*Assigned task:* Each line of the data below that carries the word "Balance" needs to be copied.

*Dataset records:*
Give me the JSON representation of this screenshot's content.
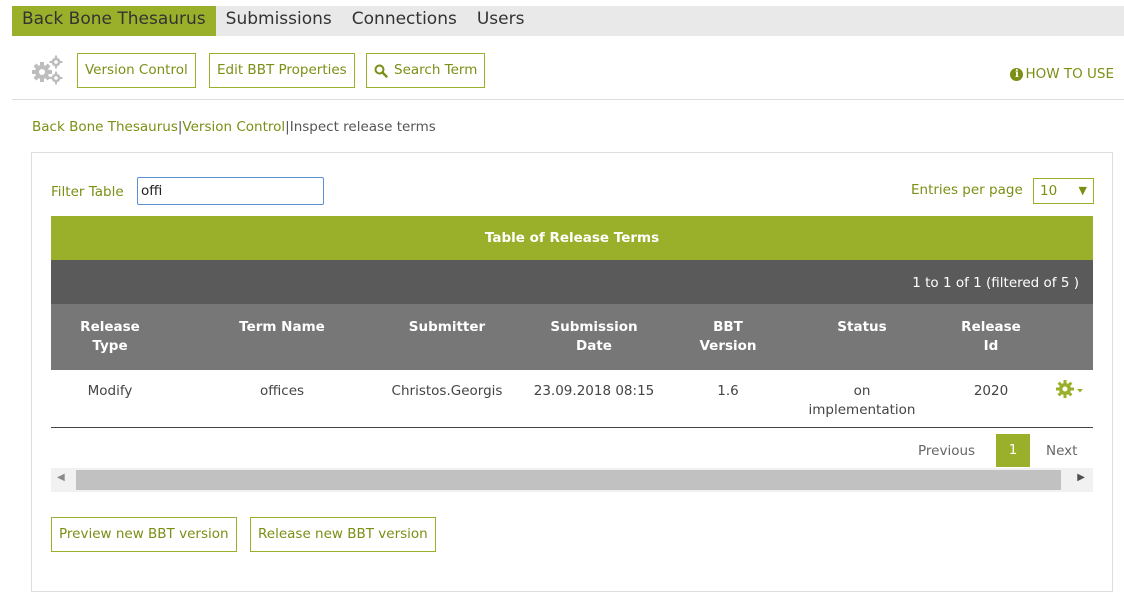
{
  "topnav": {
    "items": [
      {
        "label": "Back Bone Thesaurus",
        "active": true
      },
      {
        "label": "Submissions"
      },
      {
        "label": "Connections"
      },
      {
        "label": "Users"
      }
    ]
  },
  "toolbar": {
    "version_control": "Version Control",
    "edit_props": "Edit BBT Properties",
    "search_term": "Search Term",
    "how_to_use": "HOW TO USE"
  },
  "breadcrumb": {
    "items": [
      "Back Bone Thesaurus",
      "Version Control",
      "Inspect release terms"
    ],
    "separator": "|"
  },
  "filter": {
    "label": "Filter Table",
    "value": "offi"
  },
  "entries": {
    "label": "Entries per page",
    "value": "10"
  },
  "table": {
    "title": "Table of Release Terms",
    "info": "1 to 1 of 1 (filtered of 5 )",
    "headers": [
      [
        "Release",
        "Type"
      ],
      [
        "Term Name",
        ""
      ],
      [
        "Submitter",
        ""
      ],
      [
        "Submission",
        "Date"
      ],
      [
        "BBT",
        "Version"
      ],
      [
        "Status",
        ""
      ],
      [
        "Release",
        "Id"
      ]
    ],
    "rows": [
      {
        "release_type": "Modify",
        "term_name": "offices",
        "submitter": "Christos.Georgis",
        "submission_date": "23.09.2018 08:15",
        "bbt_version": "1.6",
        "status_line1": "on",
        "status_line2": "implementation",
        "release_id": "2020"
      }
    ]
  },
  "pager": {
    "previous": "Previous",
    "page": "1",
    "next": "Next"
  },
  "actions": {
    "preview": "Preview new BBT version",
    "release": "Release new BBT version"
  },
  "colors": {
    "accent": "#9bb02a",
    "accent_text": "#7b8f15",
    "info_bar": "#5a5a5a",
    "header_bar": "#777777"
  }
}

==

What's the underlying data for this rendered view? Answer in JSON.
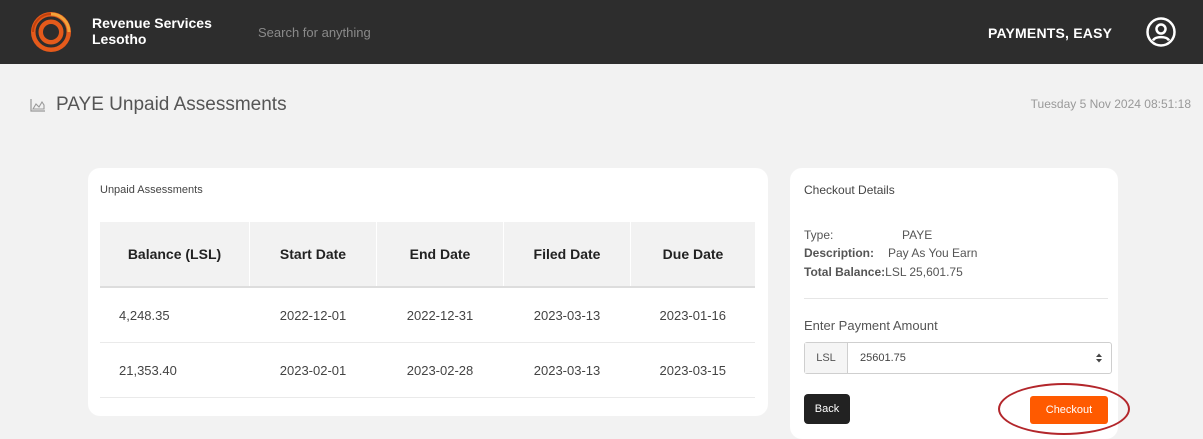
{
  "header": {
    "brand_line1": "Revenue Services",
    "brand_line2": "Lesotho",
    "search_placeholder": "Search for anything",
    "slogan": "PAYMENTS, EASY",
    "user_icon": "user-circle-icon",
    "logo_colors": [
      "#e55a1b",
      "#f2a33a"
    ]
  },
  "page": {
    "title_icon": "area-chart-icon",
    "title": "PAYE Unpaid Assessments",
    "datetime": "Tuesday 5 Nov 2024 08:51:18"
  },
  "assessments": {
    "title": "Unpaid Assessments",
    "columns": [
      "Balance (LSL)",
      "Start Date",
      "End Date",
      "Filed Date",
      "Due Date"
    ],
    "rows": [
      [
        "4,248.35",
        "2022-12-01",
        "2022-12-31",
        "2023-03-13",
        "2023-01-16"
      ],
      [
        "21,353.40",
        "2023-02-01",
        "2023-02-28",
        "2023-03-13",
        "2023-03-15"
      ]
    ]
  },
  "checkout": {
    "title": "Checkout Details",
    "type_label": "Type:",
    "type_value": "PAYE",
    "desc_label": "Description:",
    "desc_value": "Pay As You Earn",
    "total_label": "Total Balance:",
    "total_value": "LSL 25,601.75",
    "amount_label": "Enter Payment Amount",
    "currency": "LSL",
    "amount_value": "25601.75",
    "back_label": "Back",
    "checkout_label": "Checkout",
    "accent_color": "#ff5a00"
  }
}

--

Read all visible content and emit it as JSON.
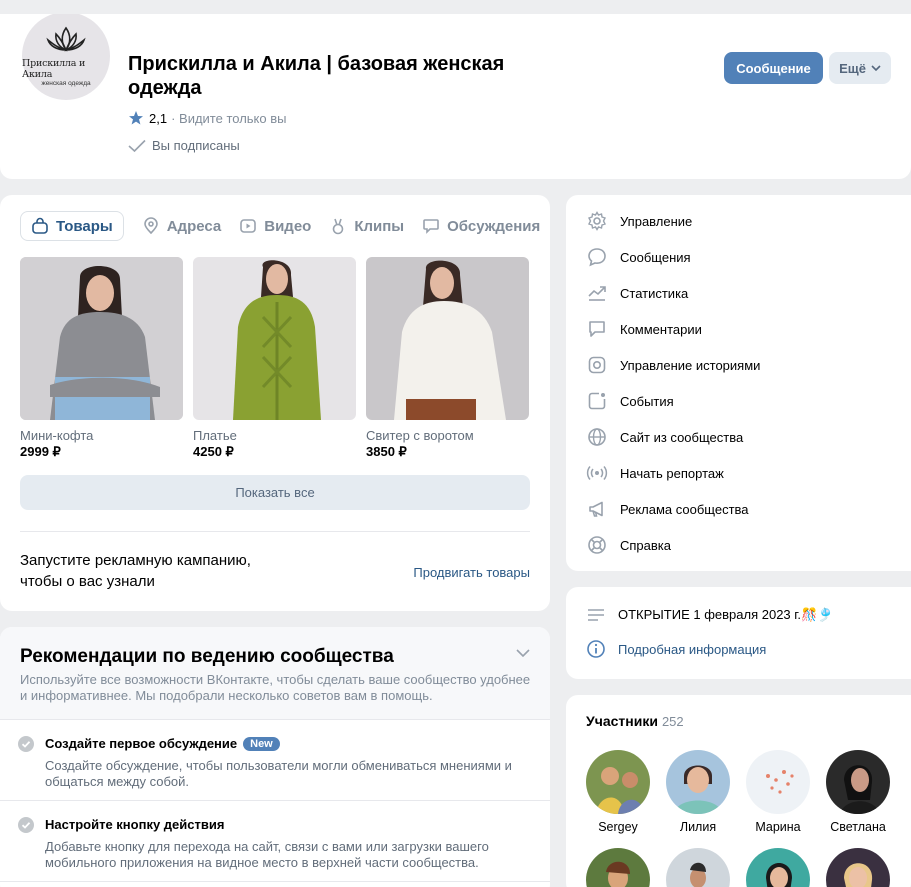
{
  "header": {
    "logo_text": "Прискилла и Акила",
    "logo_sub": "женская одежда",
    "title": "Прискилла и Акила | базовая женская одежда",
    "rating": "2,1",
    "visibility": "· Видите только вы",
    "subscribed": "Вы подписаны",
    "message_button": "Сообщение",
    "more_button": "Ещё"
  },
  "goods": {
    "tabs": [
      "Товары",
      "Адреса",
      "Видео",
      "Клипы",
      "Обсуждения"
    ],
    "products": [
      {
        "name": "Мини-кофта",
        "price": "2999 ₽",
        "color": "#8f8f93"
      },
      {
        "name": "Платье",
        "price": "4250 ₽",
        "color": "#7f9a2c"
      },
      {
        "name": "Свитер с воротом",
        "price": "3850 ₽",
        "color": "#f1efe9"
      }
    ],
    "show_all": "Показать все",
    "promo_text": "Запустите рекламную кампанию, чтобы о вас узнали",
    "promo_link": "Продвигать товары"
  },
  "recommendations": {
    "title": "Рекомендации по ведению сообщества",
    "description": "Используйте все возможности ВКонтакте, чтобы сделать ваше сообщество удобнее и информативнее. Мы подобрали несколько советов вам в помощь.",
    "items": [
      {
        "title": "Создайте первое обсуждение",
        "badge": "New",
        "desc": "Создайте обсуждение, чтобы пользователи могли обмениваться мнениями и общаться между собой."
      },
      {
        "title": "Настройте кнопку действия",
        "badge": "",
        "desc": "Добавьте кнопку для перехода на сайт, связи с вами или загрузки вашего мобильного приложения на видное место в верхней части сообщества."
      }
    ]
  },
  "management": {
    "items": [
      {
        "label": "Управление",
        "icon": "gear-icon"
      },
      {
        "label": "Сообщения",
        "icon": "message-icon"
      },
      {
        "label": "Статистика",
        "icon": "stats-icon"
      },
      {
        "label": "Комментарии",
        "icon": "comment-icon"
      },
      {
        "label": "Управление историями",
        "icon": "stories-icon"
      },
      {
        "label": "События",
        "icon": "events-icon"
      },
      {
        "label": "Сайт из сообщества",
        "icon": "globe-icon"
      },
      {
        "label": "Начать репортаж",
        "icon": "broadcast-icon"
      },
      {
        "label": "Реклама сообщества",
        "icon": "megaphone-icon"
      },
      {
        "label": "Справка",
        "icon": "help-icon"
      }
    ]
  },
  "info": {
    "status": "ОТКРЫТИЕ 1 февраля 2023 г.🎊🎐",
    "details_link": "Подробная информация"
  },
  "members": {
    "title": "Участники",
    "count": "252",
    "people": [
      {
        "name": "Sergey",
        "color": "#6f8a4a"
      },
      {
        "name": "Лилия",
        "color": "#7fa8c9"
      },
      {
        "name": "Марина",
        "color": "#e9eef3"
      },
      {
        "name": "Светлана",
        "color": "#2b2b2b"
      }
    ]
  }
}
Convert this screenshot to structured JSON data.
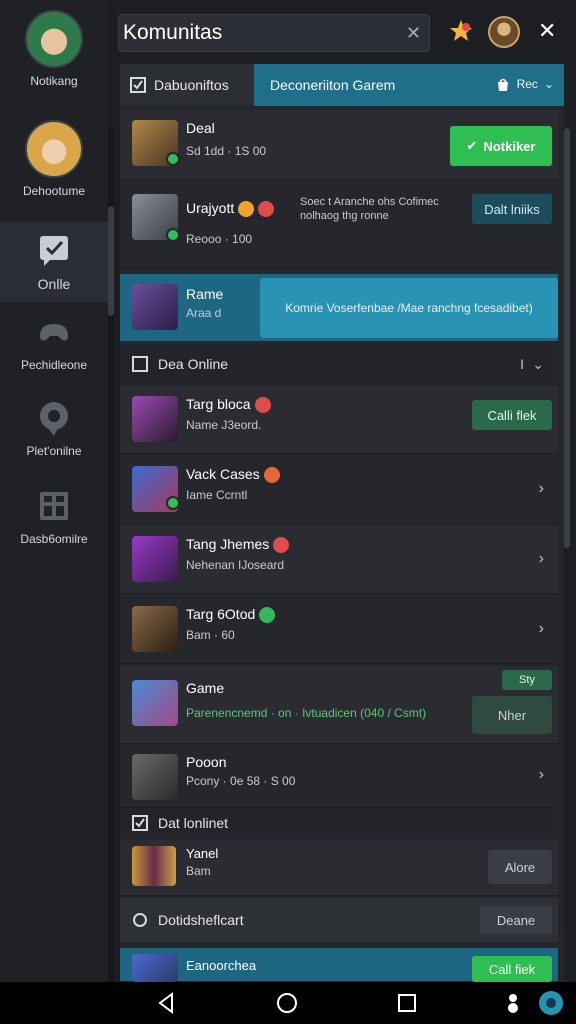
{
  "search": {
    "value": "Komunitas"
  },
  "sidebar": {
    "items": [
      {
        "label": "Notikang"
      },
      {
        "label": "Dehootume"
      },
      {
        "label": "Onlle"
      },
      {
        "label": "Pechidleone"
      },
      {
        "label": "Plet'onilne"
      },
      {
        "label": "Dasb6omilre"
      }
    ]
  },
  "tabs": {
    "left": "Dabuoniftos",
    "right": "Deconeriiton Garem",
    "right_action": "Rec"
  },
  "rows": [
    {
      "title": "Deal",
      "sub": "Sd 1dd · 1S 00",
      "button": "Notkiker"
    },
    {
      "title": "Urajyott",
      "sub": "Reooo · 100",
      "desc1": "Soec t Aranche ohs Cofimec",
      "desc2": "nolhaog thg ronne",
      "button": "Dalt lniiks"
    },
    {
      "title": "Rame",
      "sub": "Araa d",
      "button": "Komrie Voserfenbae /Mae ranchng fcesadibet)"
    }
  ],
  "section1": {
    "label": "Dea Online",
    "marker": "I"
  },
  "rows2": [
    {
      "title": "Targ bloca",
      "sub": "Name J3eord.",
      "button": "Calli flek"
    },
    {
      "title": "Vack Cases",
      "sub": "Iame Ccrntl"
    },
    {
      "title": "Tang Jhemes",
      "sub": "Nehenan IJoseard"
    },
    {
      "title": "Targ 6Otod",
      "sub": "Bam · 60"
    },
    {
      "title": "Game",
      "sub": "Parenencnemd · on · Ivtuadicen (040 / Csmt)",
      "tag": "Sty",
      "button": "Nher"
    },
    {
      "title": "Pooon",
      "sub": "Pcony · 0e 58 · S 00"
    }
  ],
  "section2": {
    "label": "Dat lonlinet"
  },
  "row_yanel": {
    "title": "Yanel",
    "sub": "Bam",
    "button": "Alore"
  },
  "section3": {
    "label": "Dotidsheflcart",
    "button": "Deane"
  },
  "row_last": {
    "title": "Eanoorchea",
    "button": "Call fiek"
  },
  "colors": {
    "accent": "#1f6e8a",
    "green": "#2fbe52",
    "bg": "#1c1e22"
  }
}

*Task solution:*
      "Balance (LSL)",
    "total_label": "Total Balance:",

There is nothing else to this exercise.